### [PROBLEM REQUIREMENTS]
Working from the records beneath this line, reproduce each one exactly.

########

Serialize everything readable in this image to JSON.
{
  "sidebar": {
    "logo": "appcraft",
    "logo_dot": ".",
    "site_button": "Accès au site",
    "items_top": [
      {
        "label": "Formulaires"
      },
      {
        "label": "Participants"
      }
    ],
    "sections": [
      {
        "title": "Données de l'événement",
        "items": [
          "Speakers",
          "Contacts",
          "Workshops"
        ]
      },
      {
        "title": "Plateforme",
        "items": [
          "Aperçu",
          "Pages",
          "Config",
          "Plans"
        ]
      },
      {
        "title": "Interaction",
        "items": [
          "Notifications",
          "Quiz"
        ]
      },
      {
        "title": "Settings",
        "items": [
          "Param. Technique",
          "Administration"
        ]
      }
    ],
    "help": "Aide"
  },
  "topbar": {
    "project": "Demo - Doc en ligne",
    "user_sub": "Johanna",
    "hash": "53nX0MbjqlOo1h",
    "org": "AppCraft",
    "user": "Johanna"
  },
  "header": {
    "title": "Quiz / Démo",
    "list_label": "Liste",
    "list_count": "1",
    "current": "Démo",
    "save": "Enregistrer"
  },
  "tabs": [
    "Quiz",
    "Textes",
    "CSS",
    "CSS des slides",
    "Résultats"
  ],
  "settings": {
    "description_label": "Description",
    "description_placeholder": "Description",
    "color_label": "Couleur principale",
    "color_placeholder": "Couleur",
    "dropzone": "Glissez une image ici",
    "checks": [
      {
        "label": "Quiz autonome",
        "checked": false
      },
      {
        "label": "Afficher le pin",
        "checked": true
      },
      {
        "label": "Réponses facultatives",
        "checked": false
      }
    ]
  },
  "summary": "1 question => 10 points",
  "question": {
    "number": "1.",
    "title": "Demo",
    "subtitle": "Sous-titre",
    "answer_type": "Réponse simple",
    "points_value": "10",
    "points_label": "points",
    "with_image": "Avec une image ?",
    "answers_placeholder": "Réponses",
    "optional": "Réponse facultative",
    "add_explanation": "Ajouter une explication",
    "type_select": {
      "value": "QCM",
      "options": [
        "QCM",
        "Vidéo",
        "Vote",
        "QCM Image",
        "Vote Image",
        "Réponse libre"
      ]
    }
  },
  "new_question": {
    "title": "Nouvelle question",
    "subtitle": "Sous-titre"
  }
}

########

### [YOUR RESPONSE]
Serialize everything readable in this image to JSON.
{
  "sidebar": {
    "logo": "appcraft",
    "logo_dot": ".",
    "site_button": "Accès au site",
    "items_top": [
      {
        "label": "Formulaires"
      },
      {
        "label": "Participants"
      }
    ],
    "sections": [
      {
        "title": "Données de l'événement",
        "items": [
          "Speakers",
          "Contacts",
          "Workshops"
        ]
      },
      {
        "title": "Plateforme",
        "items": [
          "Aperçu",
          "Pages",
          "Config",
          "Plans"
        ]
      },
      {
        "title": "Interaction",
        "items": [
          "Notifications",
          "Quiz"
        ]
      },
      {
        "title": "Settings",
        "items": [
          "Param. Technique",
          "Administration"
        ]
      }
    ],
    "help": "Aide"
  },
  "topbar": {
    "project": "Demo - Doc en ligne",
    "user_sub": "Johanna",
    "hash": "53nX0MbjqlOo1h",
    "org": "AppCraft",
    "user": "Johanna"
  },
  "header": {
    "title": "Quiz / Démo",
    "list_label": "Liste",
    "list_count": "1",
    "current": "Démo",
    "save": "Enregistrer"
  },
  "tabs": [
    "Quiz",
    "Textes",
    "CSS",
    "CSS des slides",
    "Résultats"
  ],
  "settings": {
    "description_label": "Description",
    "description_placeholder": "Description",
    "color_label": "Couleur principale",
    "color_placeholder": "Couleur",
    "dropzone": "Glissez une image ici",
    "checks": [
      {
        "label": "Quiz autonome",
        "checked": false
      },
      {
        "label": "Afficher le pin",
        "checked": true
      },
      {
        "label": "Réponses facultatives",
        "checked": false
      }
    ]
  },
  "summary": "1 question => 10 points",
  "question": {
    "number": "1.",
    "title": "Demo",
    "subtitle": "Sous-titre",
    "answer_type": "Réponse simple",
    "points_value": "10",
    "points_label": "points",
    "with_image": "Avec une image ?",
    "answers_placeholder": "Réponses",
    "optional": "Réponse facultative",
    "add_explanation": "Ajouter une explication",
    "type_select": {
      "value": "QCM",
      "options": [
        "QCM",
        "Vidéo",
        "Vote",
        "QCM Image",
        "Vote Image",
        "Réponse libre"
      ]
    }
  },
  "new_question": {
    "title": "Nouvelle question",
    "subtitle": "Sous-titre"
  }
}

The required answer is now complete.